First, I was thrilled to find that Hawkeye had selected a question I submitted prior to the show, asking how the Asian manufacturers such as Trumpeter and Hobby Boss, have affected Revell's product decisions. In a nutshell, they don't. Revell is focused on the American market and producing kits at a certain price point that appeals to their customers. By comparison, the Asian companies are producing kits for a worldwide market and at a higher price point, so Revell isn't really responding to what they do.
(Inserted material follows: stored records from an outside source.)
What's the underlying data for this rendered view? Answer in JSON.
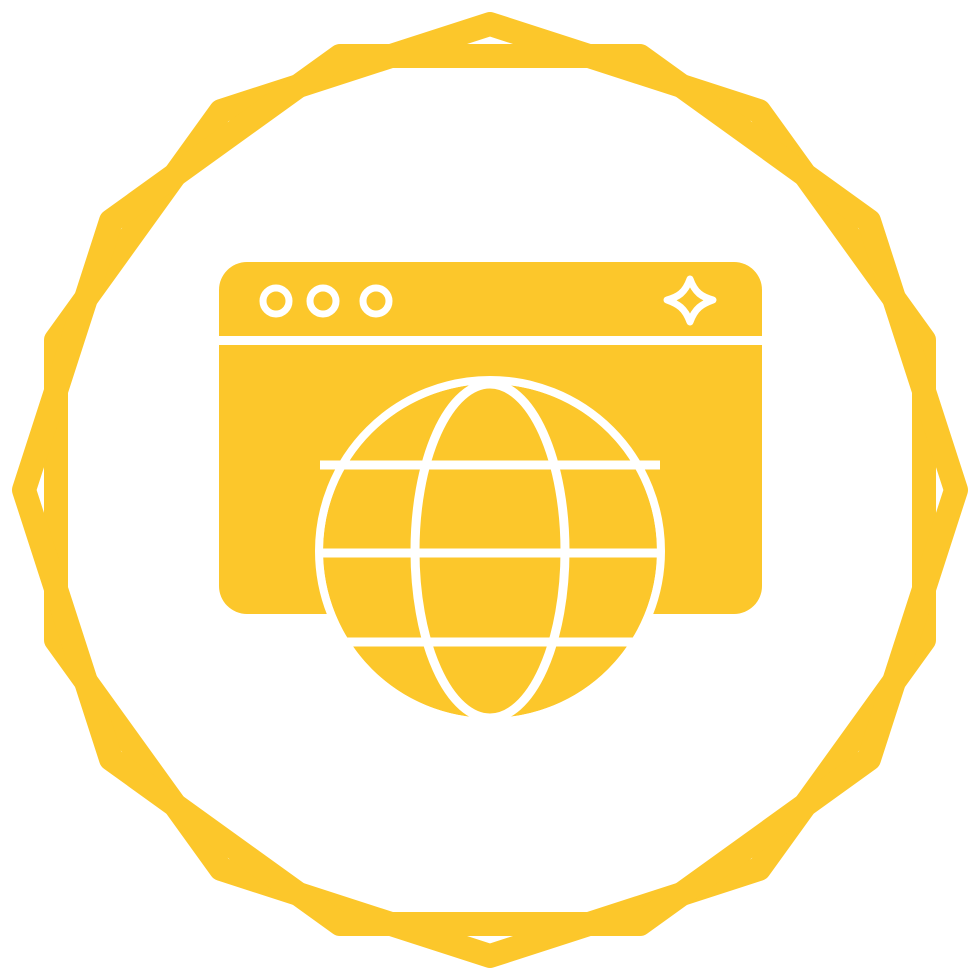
{
  "icon": {
    "name": "web-browser-globe-icon",
    "colors": {
      "primary": "#FCC72B",
      "background": "#FFFFFF"
    },
    "parts": {
      "badge": "double-decagon-badge",
      "window": "browser-window",
      "dots": [
        "window-dot",
        "window-dot",
        "window-dot"
      ],
      "sparkle": "sparkle-icon",
      "globe": "globe-icon"
    }
  }
}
Revell-Germany, however, targets a wider, international market and works independently of Revell USA. This is why we see many Euro-centric subjects from them, such as the SA330J Puma, Mercedes SLS, and Formula 1 cars. What I found most interesting, however, is that Revell-Germany doesn't work through distributors, instead taking products directly to retailers and customers. (You can buy their models online directly from Revell Germany!) Ed said those closer relationships with customers affects their product decisions, implying (my opinion here) that Revell Germany is able to make better choices.
I find this surprising given the new media that are now available to large manufacturers. There's simply no reason for any manufacturer in any industry not to hear the voice of the customer. Consider Revell has nearly 8,500 "Likes" on their Facebook page. I have to believe they can get a great deal of feedback from their customers to inform product decisions, and it wouldn't be difficult to set up a web-based network for retailers to solicit their input as well. The distributor system is looking incredibly clunky to me.
Looking ahead to 2013, there are exciting releases among a number of re-pops. Even though I've talked mostly about aircraft here on Scale Model Soup, I'm a big fan of American muscle cars, so Revell's new-tool '92 Mustang and '70 Hemi Cuda will be compelling new releases, and I'll be interested to see how their molding and detail compares to comparable kits from other manufacturers. I'm also intrigued by their partnership with Chip Foose; in fact, I'm surprised it's taken this long for Foose to partner with a model manufacturer. Although I'm not a big fan of Foose's designs, I appreciate his creativity and hope the Charger and Impala in Revell's Chip Foose collection inspire more than a few young people to get into scale modeling and explore automotive design as a career choice.
In the meantime, let's build a model!